By Paris Wolfe, Blogmaster, The Herb Society of America
While we waited to see Book of Mormon at Cleveland’s Playhouse Square, we settled onto bar stools at Bin 216. I ordered the Aviation Cocktail- a mixture of gin, crème de violette, luxardo and lemon — because I’d never hear of the violette liqueur and I love new culinary experiences.
The drink settled into the back of my mind until the book Eat Your Roses reminded me that the violets were edible.
And, I’m compelled to make everything I can from scratch. At least once. Consider, in my 20s I thought about raising chickens so I could control the quality of my chicken stock, but I couldn’t decide what would come first – the chicken or the egg.
Laugh if you must, but the thought crossed my mind.
So, why not make crème de violette?

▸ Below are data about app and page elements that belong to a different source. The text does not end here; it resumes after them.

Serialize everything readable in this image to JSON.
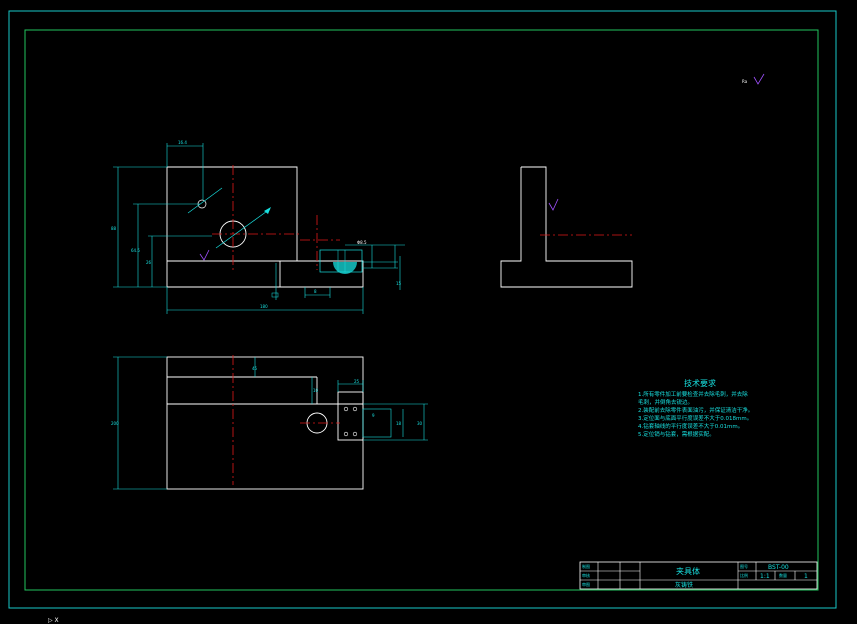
{
  "colors": {
    "background": "#000000",
    "frame": "#22c55e",
    "outer_frame": "#18c8c8",
    "geometry": "#ffffff",
    "centerline": "#e01818",
    "dimension": "#18e0e0",
    "text": "#18e0e0",
    "accent": "#a050ff"
  },
  "title_block": {
    "part_name": "夹具体",
    "material": "灰铸铁",
    "drawing_no_label": "图号",
    "drawing_no": "BST-00",
    "scale_label": "比例",
    "scale": "1:1",
    "quantity_label": "数量",
    "quantity": "1",
    "roles": [
      "制图",
      "审核",
      "审图"
    ]
  },
  "tech_requirements": {
    "heading": "技术要求",
    "items": [
      "1.所有零件加工前要检查并去除毛刺，并去除",
      "  毛刺，并倒角去锐边。",
      "2.装配前去除零件表面油污，并保证清洁干净。",
      "3.定位面与底面平行度误差不大于0.018mm。",
      "4.钻套轴线的平行度误差不大于0.01mm。",
      "5.定位销与钻套，需根据实配。"
    ]
  },
  "dimensions": {
    "top_width": "16.4",
    "height_total": "88",
    "height_mid": "64.5",
    "height_low": "26",
    "base_width": "180",
    "hole_dia": "Φ8.5",
    "small_dim": "8",
    "side_dim": "15",
    "plan_depth": "200",
    "plan_dim_a": "45",
    "plan_dim_b": "10",
    "plan_dim_c": "25",
    "plan_dim_d": "18",
    "plan_dim_e": "30",
    "plan_dim_f": "9"
  },
  "roughness_label": "Ra",
  "command_cursor": "▷ X"
}
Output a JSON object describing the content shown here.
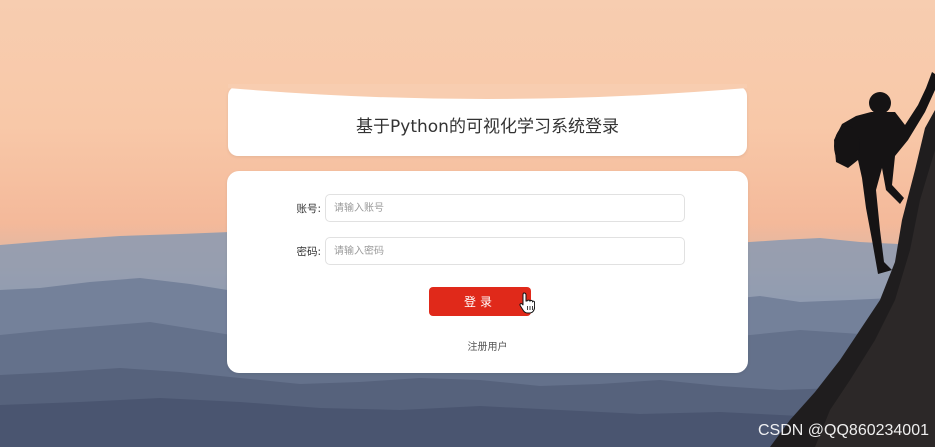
{
  "title": "基于Python的可视化学习系统登录",
  "form": {
    "username_label": "账号:",
    "username_placeholder": "请输入账号",
    "username_value": "",
    "password_label": "密码:",
    "password_placeholder": "请输入密码",
    "password_value": "",
    "login_label": "登录",
    "register_label": "注册用户"
  },
  "watermark": "CSDN @QQ860234001",
  "colors": {
    "accent": "#e0291a",
    "card": "#ffffff"
  },
  "icons": {
    "cursor": "hand-pointer-icon"
  }
}
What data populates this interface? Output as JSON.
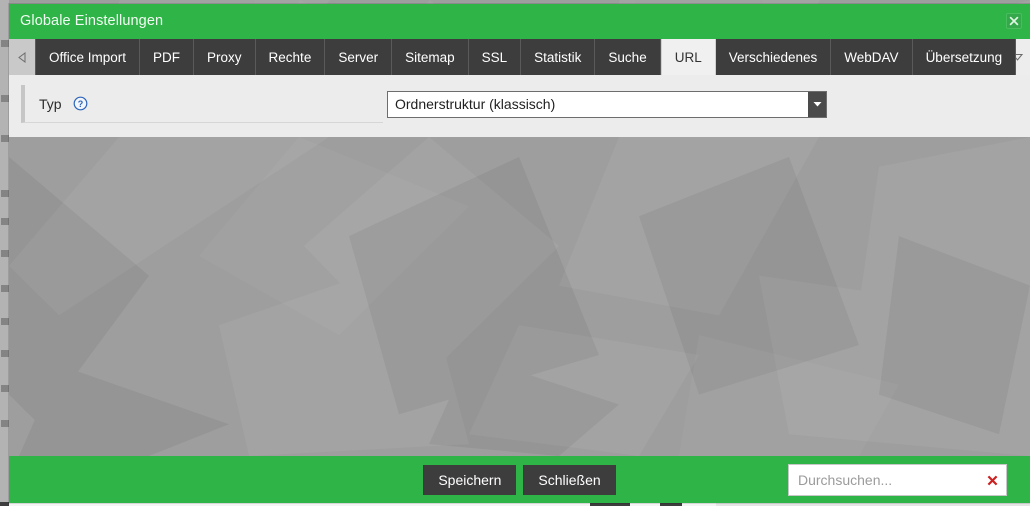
{
  "window": {
    "title": "Globale Einstellungen",
    "close_icon": "close-x-icon",
    "accent_green": "#2eb447",
    "tabbar_bg": "#3d3d3d",
    "active_tab_bg": "#f0f0f0"
  },
  "tabbar": {
    "scroll_left_icon": "chevron-left-icon",
    "scroll_right_icon": "chevron-right-icon",
    "menu_icon": "chevron-down-icon",
    "active_tab": "URL",
    "tabs": [
      {
        "label": "Office Import",
        "active": false
      },
      {
        "label": "PDF",
        "active": false
      },
      {
        "label": "Proxy",
        "active": false
      },
      {
        "label": "Rechte",
        "active": false
      },
      {
        "label": "Server",
        "active": false
      },
      {
        "label": "Sitemap",
        "active": false
      },
      {
        "label": "SSL",
        "active": false
      },
      {
        "label": "Statistik",
        "active": false
      },
      {
        "label": "Suche",
        "active": false
      },
      {
        "label": "URL",
        "active": true
      },
      {
        "label": "Verschiedenes",
        "active": false
      },
      {
        "label": "WebDAV",
        "active": false
      },
      {
        "label": "Übersetzung",
        "active": false
      }
    ]
  },
  "form": {
    "type_row": {
      "label": "Typ",
      "help_icon": "help-question-icon",
      "select_value": "Ordnerstruktur (klassisch)",
      "select_arrow_icon": "caret-down-icon",
      "options": [
        "Ordnerstruktur (klassisch)"
      ]
    }
  },
  "footer": {
    "save_label": "Speichern",
    "close_label": "Schließen",
    "search": {
      "value": "",
      "placeholder": "Durchsuchen...",
      "clear_icon": "clear-x-icon",
      "clear_color": "#cc2121"
    }
  }
}
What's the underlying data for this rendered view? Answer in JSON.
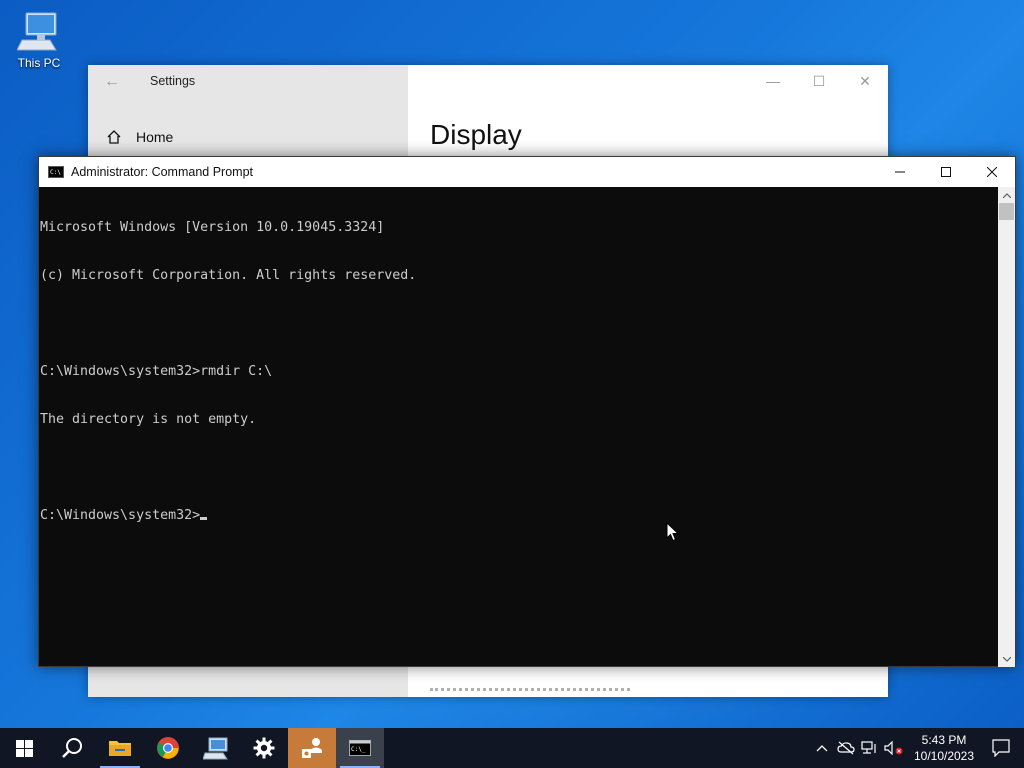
{
  "desktop": {
    "icons": [
      {
        "label": "This PC",
        "icon": "computer-icon"
      }
    ]
  },
  "settings_window": {
    "title": "Settings",
    "nav_home": "Home",
    "heading": "Display"
  },
  "cmd_window": {
    "title": "Administrator: Command Prompt",
    "lines": [
      "Microsoft Windows [Version 10.0.19045.3324]",
      "(c) Microsoft Corporation. All rights reserved.",
      "",
      "C:\\Windows\\system32>rmdir C:\\",
      "The directory is not empty.",
      "",
      "C:\\Windows\\system32>"
    ]
  },
  "taskbar": {
    "items": [
      {
        "name": "start",
        "icon": "windows-logo-icon"
      },
      {
        "name": "search",
        "icon": "search-icon"
      },
      {
        "name": "file-explorer",
        "icon": "folder-icon"
      },
      {
        "name": "chrome",
        "icon": "chrome-icon"
      },
      {
        "name": "network-app",
        "icon": "network-computer-icon"
      },
      {
        "name": "settings",
        "icon": "gear-icon"
      },
      {
        "name": "user-app",
        "icon": "people-icon"
      },
      {
        "name": "command-prompt",
        "icon": "terminal-icon"
      }
    ],
    "clock": {
      "time": "5:43 PM",
      "date": "10/10/2023"
    }
  },
  "colors": {
    "desktop_blue": "#0a63c9",
    "console_bg": "#0c0c0c",
    "console_text": "#cccccc",
    "taskbar_bg": "#101623",
    "highlight_app": "#c77b3a"
  }
}
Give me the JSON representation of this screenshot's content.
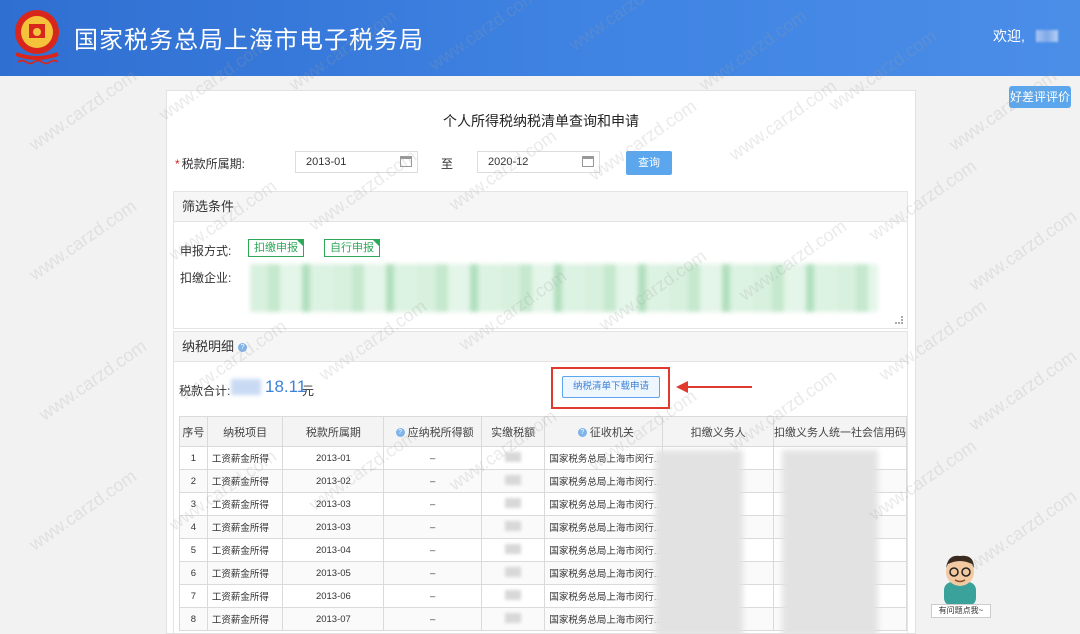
{
  "header": {
    "site_title": "国家税务总局上海市电子税务局",
    "welcome": "欢迎,"
  },
  "review_button": "好差评评价",
  "panel": {
    "title": "个人所得税纳税清单查询和申请",
    "period_label": "税款所属期:",
    "required_mark": "*",
    "date_from": "2013-01",
    "to_label": "至",
    "date_to": "2020-12",
    "query_label": "查询"
  },
  "filter": {
    "heading": "筛选条件",
    "declare_label": "申报方式:",
    "tags": [
      "扣缴申报",
      "自行申报"
    ],
    "enterprise_label": "扣缴企业:"
  },
  "detail": {
    "heading": "纳税明细",
    "total_label": "税款合计:",
    "total_value": "18.11",
    "total_unit": "元",
    "download_label": "纳税清单下载申请"
  },
  "table": {
    "headers": [
      "序号",
      "纳税项目",
      "税款所属期",
      "应纳税所得额",
      "实缴税额",
      "征收机关",
      "扣缴义务人",
      "扣缴义务人统一社会信用码"
    ],
    "rows": [
      [
        "1",
        "工资薪金所得",
        "2013-01",
        "–",
        "",
        "国家税务总局上海市闵行..."
      ],
      [
        "2",
        "工资薪金所得",
        "2013-02",
        "–",
        "",
        "国家税务总局上海市闵行..."
      ],
      [
        "3",
        "工资薪金所得",
        "2013-03",
        "–",
        "",
        "国家税务总局上海市闵行..."
      ],
      [
        "4",
        "工资薪金所得",
        "2013-03",
        "–",
        "",
        "国家税务总局上海市闵行..."
      ],
      [
        "5",
        "工资薪金所得",
        "2013-04",
        "–",
        "",
        "国家税务总局上海市闵行..."
      ],
      [
        "6",
        "工资薪金所得",
        "2013-05",
        "–",
        "",
        "国家税务总局上海市闵行..."
      ],
      [
        "7",
        "工资薪金所得",
        "2013-06",
        "–",
        "",
        "国家税务总局上海市闵行..."
      ],
      [
        "8",
        "工资薪金所得",
        "2013-07",
        "–",
        "",
        "国家税务总局上海市闵行..."
      ]
    ]
  },
  "assistant_label": "有问题点我~",
  "watermark_text": "www.carzd.com",
  "colors": {
    "header_blue": "#3f83e3",
    "button_blue": "#5ba6ec",
    "tag_green": "#2fa85a",
    "highlight_red": "#e0392d"
  }
}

Problem was my obsession started in February, after a foraging trip through the mountains surrounding Asheville, N.C. Unable to find fresh violets in late winter, I bought the purple liqueur. For the budget-conscious, it comes in a classy package and, again, costs less than buying your own packaging and making it.
But that wasn’t the point. I grew up in a family where from-scratch food was de rigueur. Store-bought bread? Verboten.
So, when on Easter 2016, I found violets growing in my boyfriend’s yard, it was time. When you eat (and drink) with the seasons you act before the window closes. I was on a mission.
It didn’t take long to realize accumulating enough of these little fairy blossoms was going to be onerous. So, I made like Tom Sawyer and turned it into a game with my boyfriend’s grandchildren. With the help of four girls we lightly filled half of a quart mason jar.
The glass jar was a delightful way to collect because we were charmed by the way the sun illuminated the delicate petals through the glass and the perfume was a promise of things to come.
I was almost reluctant to cover the vibrant violets with vodka. For a few seconds at least. Glug, glug, glug and the violets were giving up their soul to the spirit.
After marinating (macerating?) overnight the purple leached into the tasteless liquor. And, the flavor went with it, creating an almost berry-like balm. I knew because I’d sample every few hours. I call that quality control.
By day three, when the flowers were nearly colorless I strained the fledgling liqueur into another mason jar spilling precious drops onto the counter. I refrained from licking the liquid straight from the granite. It wasn’t five o’clock somewhere. Yet.
The sketchy instructions I’d found on the internet claimed their infusion was a light lilac. Mine was, but it oxidized to a light gold after a few days. How could I improve the coloring? The purist in me resisted food coloring, but I may give in. Again, we eat first with our eyes.
I decided to make another batch and another and another. I tried six different vodkas. Not to belabor the details, but the flavors were all slightly different. I preferred the barely there hint of fruit from Ciroc vodka – made from grapes – as it married with the violets. My second choice was Kamchatka, a lower-priced vodka.
Next step? Adding an equal part simple syrup.
Then, shake and serve over ice, splashed into bubbly or crafted into a cocktail.
NOTE: Simple syrup is a mixture of equal parts sugar and water, simmered until sugar is dissolved. After cooling I added it to my violette infusion.